The 7.7-magnitude quake struck on Tuesday afternoon in Baluchistan province's Awaran district, a dirt-poor expanse of land roughly the size of Wales.
Awaran deputy commissioner Rasheed Gogazai said 285 bodies had been recovered in the district, with a further 42 found in the neighbouring Kech district.
The toll is expected to rise as rescue teams reach more villages in the remote area, which has been shaken by more than a dozen aftershocks.
The quake is the worst in Pakistan since 2005, when about 75,000 people were killed in the country's north.
Six districts - Awaran, Kech, Gwadar, Panjgur, Chaghi and Khuzdar - and a total population of more than 300,000 were affected by Tuesday's quake.
Television footage showed collapsed houses, caved-in roofs and people sitting in the open air outside their homes, the rubble of mud and bricks scattered around them.
Video: Death toll in Pakistan earthquake jumps to 328
Journalist Mohammad Shabir described scenes of grief and chaos in villages, saying survivors were digging rows of graves and picking through the debris.
"As far as the human eye can see, all the houses here have been flattened," he said from Awaran, adding that rescue teams were distributing supplies to survivors.
The quake struck as Pakistan was still mourning the deaths of more than 80 Christians in a suicide bomb attack on Sunday.
Baluchistan government spokesman Jan Muhammad Buledi said rescue teams were recovering bodies but the priority was moving the injured to hospitals - a difficult task in a desolate area with minimal infrastructure.
"We are seriously lacking medical facilities and there is no space to treat injured people in the local hospitals," he said.
"We are trying to shift seriously injured people to Karachi through helicopters and others to the neighbouring districts."
The Pakistan army has sent 100 medical staff and 1,000 troops to the area to help with rescue efforts and has established a medical centre in one of the worst-affected villages, Tarteej. The Pakistan navy sent a ship carrying relief supplies to Gwadar, close to the Iranian border, and aircraft to ferry injured to Karachi and Ormara, a Baluchistan naval base.

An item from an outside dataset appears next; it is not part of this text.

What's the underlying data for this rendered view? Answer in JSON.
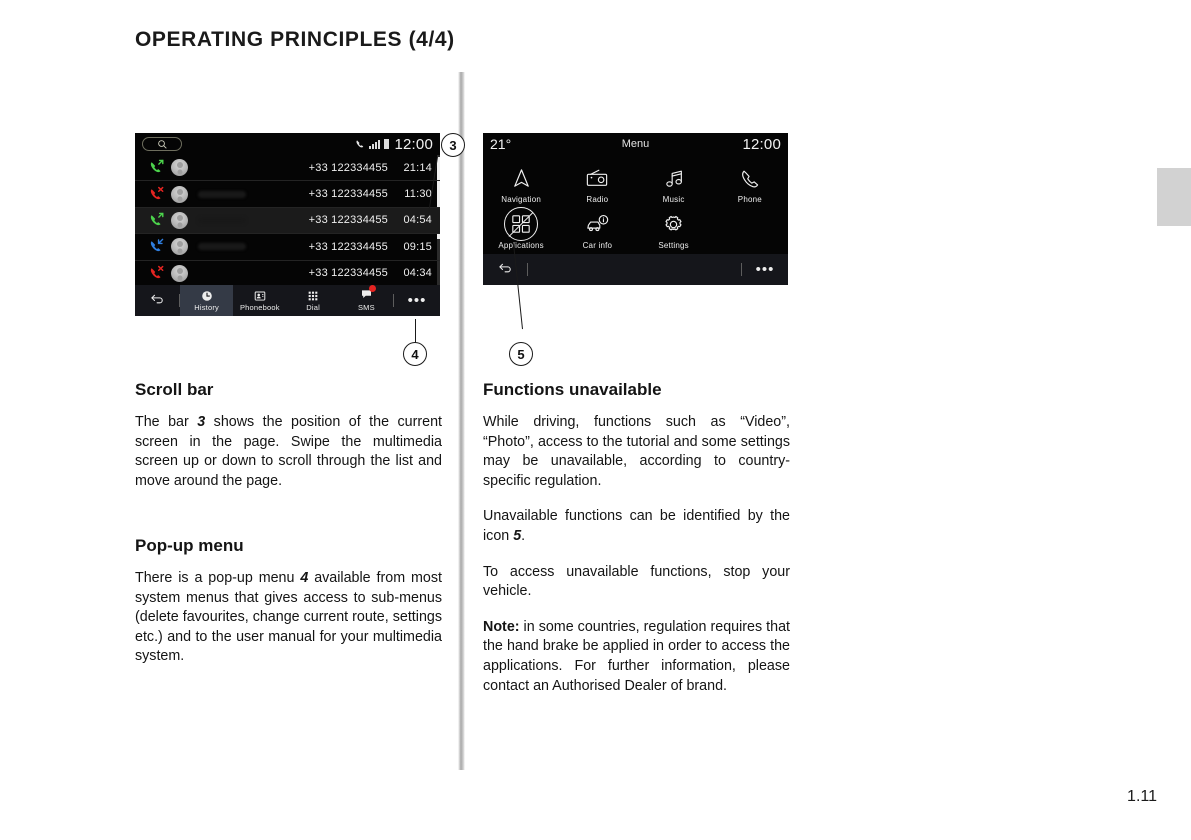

Chinese Premier Li Keqiang offered emergency aid to Pakistan and sent a message of condolence to Pakistani Prime Minister Nawaz Sharif.
The scale of the territory involved is daunting. Awaran's population is scattered over an area of more than 21,000 square kilometres.
Baluchistan makes up about 45 per cent of Pakistan, but is the country's least populated and least developed province. On top of the difficult terrain, the area is rife with separatist and Islamist militants as well as bandits.
More than 60,000 people live within 50 kilometres of the epicentre, according to the UN disaster agency, mostly in easily collapsible mud homes.
Abdul Rasheed Baluch, a senior official in Awaran, said teams had worked through the night to try to retrieve bodies and survivors from the rubble.
"Around 90 per cent of houses in the district have been destroyed. Almost all the mud houses have collapsed," he said.
Tremors were felt on Tuesday as far away as New Delhi and even Dubai in the Gulf, while people in the Indian city of Ahmedabad near the border with Pakistan ran into the streets in panic. Office workers in Pakistan's largest city Karachi rushed out of their buildings.
The quake caused a new island to appear about 220 metres off the coast at Gwadar, officials said, with astonished locals rushing to take a look.
"It looked very very strange to me and also a bit scary because suddenly a huge thing has emerged from the water," Muhammad Rustam said.
The National Institute of Oceanography has sent a team to survey the island, which stands about 20 metres high.
A spokesman for the National Disaster Management Authoriy said the island would not survive long because sea waves would eventually break it down.
"This is not a permanent structure, just a body of mud," Kamran Zia said. "It will disappear over time."
Experts said a similar small island appeared at the same place in the sea after a major quake in 1945 but disappeared some time after.
Additional reporting by Reuters, Xinhua